May 11, 2020 | Ohio Law
Ohio has some of the strictest wild animal laws in the United States, in part because of a tragic incident in 2011, which resulted in the death of dozens of wild animals in Zanesville, Ohio. The owner of an exotic zoo in Zanesville released the animals before committing suicide.
The incident prompted legislators to take quick action to regulate the ownership of exotic pets and wild animals throughout Ohio, including tigers. This means that it is completely illegal for a civilian to own a pet tiger in Ohio.
Ownership of Tigers in Ohio Severely Restricted
Tiger ownership is restricted to certain organizations in Ohio. Under the Ohio Dangerous Wild Animal Act, individuals are generally prohibited from owning, selling, trading, offering to sell, or otherwise possess a dangerous wild animal. Furthermore, the law prohibits individuals from knowingly releasing a dangerous wild animal into the wild or allowing a wild animal to roam off the property to which the animal is confined.
The statute defines what types of animals are considered dangerous wild animals. Tigers are on the list. Other animals included on the dangerous wild animal list are:
- Komodo dragons
- Gray wolves
- Many species of snakes
- Crocodiles and alligators
- Many types of primates
Therefore, the only way to own a tiger legally in Ohio is to be one of the exempted organizations or individuals or to have owned the tiger before the law took effect. If you owned a tiger before the dangerous wild animal law took effect, you must have registered the tiger and have a permit to own the tiger. You must also continue to comply with all laws for maintaining and owning a tiger in Ohio.
Tigers Do Not Make Good Pets
If you owned a tiger before the law governing ownership of dangerous wild animals took effect, it is dangerous to have a wild animal as a pet. Tigers are not domesticated pets. They pose a serious threat to other animals and humans.
Tigers are powerful predators. They can weigh up to 450 pounds and stand over three feet tall. Their claws can be as long as house keys.
The average life span of a tiger in the wild is eight to ten years, but they can live longer in captivity. They eat pounds of meat at a time and can bring down a much larger animal.
Responsibility for Injuries Caused by Tigers and Other Wild Animals

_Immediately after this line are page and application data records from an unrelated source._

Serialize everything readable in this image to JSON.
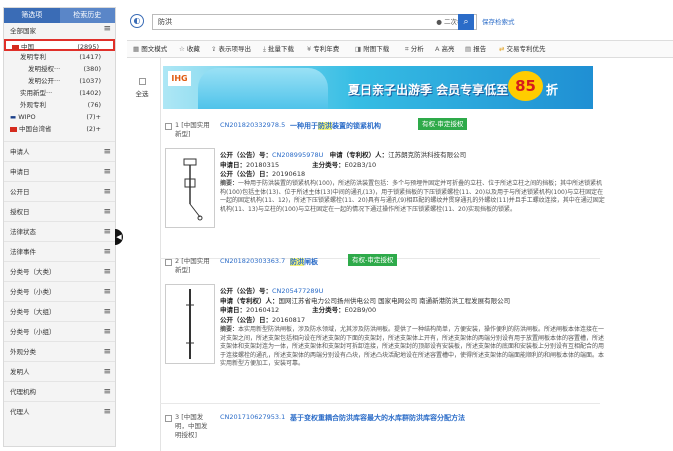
{
  "sidebar": {
    "tabs": [
      "筛选项",
      "检索历史"
    ],
    "country_header": "全部国家",
    "rows": [
      {
        "label": "中国",
        "count": "(2895)",
        "flag": true,
        "selected": true
      },
      {
        "label": "发明专利",
        "count": "(1417)",
        "indent": 2
      },
      {
        "label": "发明授权···",
        "count": "(380)",
        "indent": 3
      },
      {
        "label": "发明公开···",
        "count": "(1037)",
        "indent": 3
      },
      {
        "label": "实用新型···",
        "count": "(1402)",
        "indent": 2
      },
      {
        "label": "外观专利",
        "count": "(76)",
        "indent": 2
      },
      {
        "label": "WIPO",
        "count": "(7)+",
        "prefix": "▬"
      },
      {
        "label": "中国台湾省",
        "count": "(2)+",
        "flag": true
      }
    ],
    "sections": [
      "申请人",
      "申请日",
      "公开日",
      "授权日",
      "法律状态",
      "法律事件",
      "分类号（大类）",
      "分类号（小类）",
      "分类号（大组）",
      "分类号（小组）",
      "外观分类",
      "发明人",
      "代理机构",
      "代理人"
    ]
  },
  "search": {
    "query": "防洪",
    "secondary_label": "二次检索",
    "save_label": "保存检索式"
  },
  "toolbar": [
    "图文模式",
    "收藏",
    "表示项导出",
    "批量下载",
    "专利年费",
    "附图下载",
    "分析",
    "高亮",
    "报告",
    "交易专利优先"
  ],
  "select_all": "全选",
  "banner": {
    "brand": "IHG",
    "text": "夏日亲子出游季  会员专享低至",
    "badge": "85",
    "suffix": "折"
  },
  "results": [
    {
      "num": "1 [中国实用新型]",
      "id": "CN201820332978.5",
      "title_pre": "一种用于",
      "title_hl": "防洪",
      "title_post": "装置的锁紧机构",
      "status": "有权-审定授权",
      "pub_no": "CN208995978U",
      "applicant": "江苏朗克防洪科技有限公司",
      "app_date": "20180315",
      "ipc": "E02B3/10",
      "pub_date": "20190618",
      "abstract": "一种用于防洪装置的锁紧机构(100)，所述防洪装置包括：多个与预埋件固定并可折叠的立柱、位于所述立柱之间的挡板；其中所述锁紧机构(100)包括主体(13)、位于所述主体(13)中间的通孔(13)，用于锁紧挡板的下压锁紧螺栓(11、20)以及用于与所述锁紧机构(100)与立柱固定在一起的固定机构(11、12)，所述下压锁紧螺栓(11、20)具有与通孔(9)相匹配的螺纹并贯穿通孔的外螺纹(11)并且手工螺纹连接，其中在通过固定机构(11、13)与立柱的(100)与立柱固定在一起的情况下通过操作所述下压锁紧螺栓(11、20)实现挡板的锁紧。"
    },
    {
      "num": "2 [中国实用新型]",
      "id": "CN201820303363.7",
      "title_pre": "",
      "title_hl": "防洪",
      "title_post": "闸板",
      "status": "有权-审定授权",
      "pub_no": "CN205477289U",
      "applicant": "国网江苏省电力公司扬州供电公司 国家电网公司 南通新港防洪工程发展有限公司",
      "app_date": "20160412",
      "ipc": "E02B9/00",
      "pub_date": "20160817",
      "abstract": "本实用新型防洪闸板，涉及防水领域，尤其涉及防洪闸板。提供了一种结构简单，方便安装，操作便利的防洪闸板。所述闸板本体连接在一对支架之间，所述支架包括相向设在所述支架的下面的支架封，所述支架体上开有，所述支架体的两端分别设有用于放置闸板本体的容置槽，所述支架体和支架封连为一体，所述支架体和支架封可拆卸连接，所述支架封的顶部设有安装板，所述支架体的底面和安装板上分别设有互相配合的用于连接螺栓的通孔，所述支架体的两端分别设有凸块，所述凸块活配地设在所述容置槽中，使得所述支架体的端面能顺利的和闸板本体的端面。本实用新型方便加工，安装可靠。"
    },
    {
      "num": "3 [中国发明，中国发明授权]",
      "id": "CN201710627953.1",
      "title": "基于变权重耦合防洪库容最大的水库群防洪库容分配方法"
    }
  ]
}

If a tiger or other wild animal causes an injury to a person or another animal, the owner of the animal may be held liable for damages and losses related to the attack. Wild animals can cause severe injuries, life-threatening infections, and death. A scratch or a minor bite from a tiger or other wild animal could result in an infection that causes permanent disabilities or life-threatening conditions.
Owners may be held liable for damages, including but not limited to:
- Cost of medical care
- Loss of income
- Scarring and disfigurement
- Pain and suffering
Depending on the circumstances, an owner could be charged with one or more crimes, in addition to being liable for damages in a civil case. The state may seize animals that violate the dangerous animal laws. Prosecutors could look at one or more criminal charges if the animals harmed someone before the state seized the animal.
Are You Searching for an Exotic Animal as a Pet?
Before you purchase an exotic or wild animal as a pet, it is best to check with the Ohio Department of Agriculture to ensure you comply with all laws related to dangerous wild animals. Call the Department of Agriculture at (614)728-6220 for more information. Even if it is legal to own an exotic animal in Ohio, you may need to obtain a license or permit and comply with strict housing and safety regulations.
Learn About Your Legal Rights and the Law Before You Act
Learning about your legal rights and the laws governing a certain activity before acting is always a good idea. It can help you avoid criminal charges, which could result in jail time, fines, probation, and other penalties.
Criminal defense attorneys know the criminal justice system and criminal statutes. They use their knowledge and experience to educate clients on their legal rights. An attorney can help you develop a defense strategy that gives you the best chance of a positive outcome in your case.
If you are arrested or the subject of a criminal investigation, the best step you can take to protect your legal rights and your freedom is to contact a criminal lawyer as soon as possible. We can help you ensure that you get the most favorable outcome possible if you are facing criminal charges for owning an exotic pet in Ohio.
To learn more, call our Dayton criminal defense law firm at (937) 531-0435 or visit our contact us page to send us an email.